Project Highlights:

  • Understanding climate change impacts on agricultural ecosystems in sub Saharan Africa
  • Predicting climate impacts on food security in sub Saharan Africa
  • Data assimilation as a cutting edge technology for data exploitation


Climate change is expected to impact African water and food security, sustainable development and economic sustainability (ISS, 2010). Already, climate change is affecting people, their livelihoods and cultures on the African continent (IPCC, 2001). Subsistence agriculture, which is frequently rain fed in large parts of Africa, will be potentially very severely impacted by climate change. Alexandratos et al. (2012) predict that anticipated climate variability in sub-Sahara Africa would adversely affect agriculture, e.g. by reducing cereal crop yields between 20%-30% by the end of 2050. This would pose significant food security, employment and economic challenge to poorer nations in sub-Sahara Africa (UNDP, 2007). Furthermore, the Inter-governmental Panel on Climate Change (IPCC, 2007) explicitly stated in its fourth assessment report that sub-Sahara Africa’s vulnerability is a results of its high dependence on agriculture. According to the International Labour Organization (ILO, 2011), over 60% of all employment in sub- Saharan Africa depend on agriculture, which has become extremely vulnerable to climate change. Furthermore sub-Sahara Africa’s vulnerability has been exacerbated by extreme poverty and inequality (Brooks, 2003 and Boko et al., 2007). There is therefore an urgent need to explore climate change impacts in more detail to facilitate the development of effective adaptations. Past work in the research group has considered precipitation patterns as well as land cover change in West Africa based on remotely sensed data (Figure 1). We now want to extend the work to modelling approaches. Recent improvements in remote sensing data sets have resulted in a range of different data at 1km resolution (e.g. soil, vegetation, surface temperature). This offers the opportunity to simulate land surface processes at a scale that becomes relevant for agriculture.  

Research questions:

  • Does the assimilation of medium resolution (1km) remote sensing data into a land surface model provide useful information in West Africa?
  • What is the impact of climate variability and change in West Africa on subsistence agriculture?
  • What is the impact of future climate change in West Africa on subsistence agriculture?

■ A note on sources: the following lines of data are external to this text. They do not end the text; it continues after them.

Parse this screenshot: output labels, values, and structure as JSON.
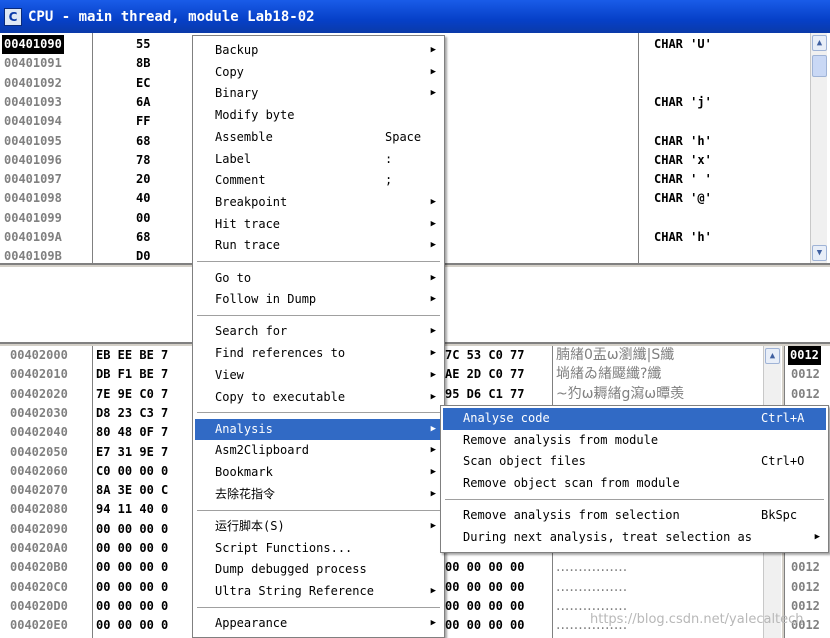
{
  "window": {
    "title": "CPU - main thread, module Lab18-02",
    "icon": "C"
  },
  "cpu": {
    "rows": [
      {
        "addr": "00401090",
        "hex": "55",
        "comment": "CHAR 'U'"
      },
      {
        "addr": "00401091",
        "hex": "8B",
        "comment": ""
      },
      {
        "addr": "00401092",
        "hex": "EC",
        "comment": ""
      },
      {
        "addr": "00401093",
        "hex": "6A",
        "comment": "CHAR 'j'"
      },
      {
        "addr": "00401094",
        "hex": "FF",
        "comment": ""
      },
      {
        "addr": "00401095",
        "hex": "68",
        "comment": "CHAR 'h'"
      },
      {
        "addr": "00401096",
        "hex": "78",
        "comment": "CHAR 'x'"
      },
      {
        "addr": "00401097",
        "hex": "20",
        "comment": "CHAR ' '"
      },
      {
        "addr": "00401098",
        "hex": "40",
        "comment": "CHAR '@'"
      },
      {
        "addr": "00401099",
        "hex": "00",
        "comment": ""
      },
      {
        "addr": "0040109A",
        "hex": "68",
        "comment": "CHAR 'h'"
      },
      {
        "addr": "0040109B",
        "hex": "D0",
        "comment": ""
      }
    ]
  },
  "dump": {
    "rows": [
      {
        "addr": "00402000",
        "hex": "EB EE BE 7",
        "hex2": "7C 53 C0 77",
        "ascii": "腩緖0盂ω瀏纖|S纖"
      },
      {
        "addr": "00402010",
        "hex": "DB F1 BE 7",
        "hex2": "AE 2D C0 77",
        "ascii": "埫緖ゐ緖飋纖?纖"
      },
      {
        "addr": "00402020",
        "hex": "7E 9E C0 7",
        "hex2": "95 D6 C1 77",
        "ascii": "~犳ω耨緖g瀉ω曋羡"
      },
      {
        "addr": "00402030",
        "hex": "D8 23 C3 7",
        "hex2": "",
        "ascii": ""
      },
      {
        "addr": "00402040",
        "hex": "80 48 0F 7",
        "hex2": "",
        "ascii": ""
      },
      {
        "addr": "00402050",
        "hex": "E7 31 9E 7",
        "hex2": "",
        "ascii": ""
      },
      {
        "addr": "00402060",
        "hex": "C0 00 00 0",
        "hex2": "",
        "ascii": ""
      },
      {
        "addr": "00402070",
        "hex": "8A 3E 00 C",
        "hex2": "",
        "ascii": ""
      },
      {
        "addr": "00402080",
        "hex": "94 11 40 0",
        "hex2": "",
        "ascii": ""
      },
      {
        "addr": "00402090",
        "hex": "00 00 00 0",
        "hex2": "",
        "ascii": ""
      },
      {
        "addr": "004020A0",
        "hex": "00 00 00 0",
        "hex2": "",
        "ascii": ""
      },
      {
        "addr": "004020B0",
        "hex": "00 00 00 0",
        "hex2": "00 00 00 00",
        "ascii": "................"
      },
      {
        "addr": "004020C0",
        "hex": "00 00 00 0",
        "hex2": "00 00 00 00",
        "ascii": "................"
      },
      {
        "addr": "004020D0",
        "hex": "00 00 00 0",
        "hex2": "00 00 00 00",
        "ascii": "................"
      },
      {
        "addr": "004020E0",
        "hex": "00 00 00 0",
        "hex2": "00 00 00 00",
        "ascii": "................"
      }
    ]
  },
  "stack": {
    "rows": [
      "0012",
      "0012",
      "0012",
      "",
      "",
      "",
      "",
      "",
      "",
      "",
      "",
      "0012",
      "0012",
      "0012",
      "0012"
    ]
  },
  "context_menu": {
    "items": [
      {
        "label": "Backup",
        "shortcut": "",
        "arrow": true
      },
      {
        "label": "Copy",
        "shortcut": "",
        "arrow": true
      },
      {
        "label": "Binary",
        "shortcut": "",
        "arrow": true
      },
      {
        "label": "Modify byte",
        "shortcut": "",
        "arrow": false
      },
      {
        "label": "Assemble",
        "shortcut": "Space",
        "arrow": false
      },
      {
        "label": "Label",
        "shortcut": ":",
        "arrow": false
      },
      {
        "label": "Comment",
        "shortcut": ";",
        "arrow": false
      },
      {
        "label": "Breakpoint",
        "shortcut": "",
        "arrow": true
      },
      {
        "label": "Hit trace",
        "shortcut": "",
        "arrow": true
      },
      {
        "label": "Run trace",
        "shortcut": "",
        "arrow": true
      },
      {
        "label": "Go to",
        "shortcut": "",
        "arrow": true
      },
      {
        "label": "Follow in Dump",
        "shortcut": "",
        "arrow": true
      },
      {
        "label": "Search for",
        "shortcut": "",
        "arrow": true
      },
      {
        "label": "Find references to",
        "shortcut": "",
        "arrow": true
      },
      {
        "label": "View",
        "shortcut": "",
        "arrow": true
      },
      {
        "label": "Copy to executable",
        "shortcut": "",
        "arrow": true
      },
      {
        "label": "Analysis",
        "shortcut": "",
        "arrow": true
      },
      {
        "label": "Asm2Clipboard",
        "shortcut": "",
        "arrow": true
      },
      {
        "label": "Bookmark",
        "shortcut": "",
        "arrow": true
      },
      {
        "label": "去除花指令",
        "shortcut": "",
        "arrow": true
      },
      {
        "label": "运行脚本(S)",
        "shortcut": "",
        "arrow": true
      },
      {
        "label": "Script Functions...",
        "shortcut": "",
        "arrow": false
      },
      {
        "label": "Dump debugged process",
        "shortcut": "",
        "arrow": false
      },
      {
        "label": "Ultra String Reference",
        "shortcut": "",
        "arrow": true
      },
      {
        "label": "Appearance",
        "shortcut": "",
        "arrow": true
      }
    ]
  },
  "analysis_submenu": {
    "items": [
      {
        "label": "Analyse code",
        "shortcut": "Ctrl+A",
        "arrow": false
      },
      {
        "label": "Remove analysis from module",
        "shortcut": "",
        "arrow": false
      },
      {
        "label": "Scan object files",
        "shortcut": "Ctrl+O",
        "arrow": false
      },
      {
        "label": "Remove object scan from module",
        "shortcut": "",
        "arrow": false
      },
      {
        "label": "Remove analysis from selection",
        "shortcut": "BkSpc",
        "arrow": false
      },
      {
        "label": "During next analysis, treat selection as",
        "shortcut": "",
        "arrow": true
      }
    ]
  },
  "watermark": "https://blog.csdn.net/yalecaltech"
}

Figure 1: Spatial distribution slopes of the residuals of regressions of NDVI against time (a) from the RESTREND analysis using soil moisture and (b) areas with significant negative trends (95% confidence) (From Ibrahim et al., 2015)


The methods will be centred around simulations with and data assimilation into JULES, the joint UK land environment simulator, version 4.6, which includes a crop growth model. The work will use a range of different data at 1km resolution (e.g. soil, vegetation, surface temperature). First, past impacts of climate variability will be explored. Using data from recent decades and data assimilation, the model will be calibrated for West Africa. This then allows the impact of future climate change to be explored using simulated climate for future decades.   Results will be written up for publication in scientific journals.

Training and Skills

Throughout the PhD, training will progress from core to specific research skills. Specific training will be provided in programming, computer skills and data analysis. For data processing, training will be given on a data processing chain, in particular training on the use of linux systems, compilers (through the University of Leicester High Performance training courses) and the ferret and ‘R’ software packages – through participation in an ‘R’ training course as applicable. Specific training on land surface and JULES modelling will be achieved through engagement in annual JULES workgroup meetings and training in the Met-Office ROSE simulation system.


Year 1 Training in site maintenance, software usage and development, attending workshops on the eddy covariance method. Initial data analysis and evaluation of GHG fluxes. Initial writing and upgrade.

Year 2: Continued station maintenance, workshops, data analysis and evaluation of management and climate impacts on GHG fluxes, conference attendance, preparation of manuscript for journal submission. Continued development of thesis chapters.

Year 3: Continued station maintenance, data analysis, manuscript submission and revision, conference attendance, thesis preparation.


Partners and collaboration (including CASE)

Dr Jörg Kaduk has 25 years experience in carbon cycle and ecosystem modelling with particular focus on ecophysiology and has supervised 7 PhD students to completion. Dr Darren Ghent has 10 years experience in interpretation and application of remote sensing data and data assimilation and has supervised several Masters students.

Further Details

The student will join a vibrant and diverse research students community of the Centre for Landscape and Climate Research (CLCR) and the School of Geography, Geology and the Environment working on different aspects of global change.


Please contact:

Jörg Kaduk

School of Geography, Geology and the Environment

University of Leicester

University Road

Leicester, LE1 7RH

Jk61@le.ac.uk, 0116 252 3848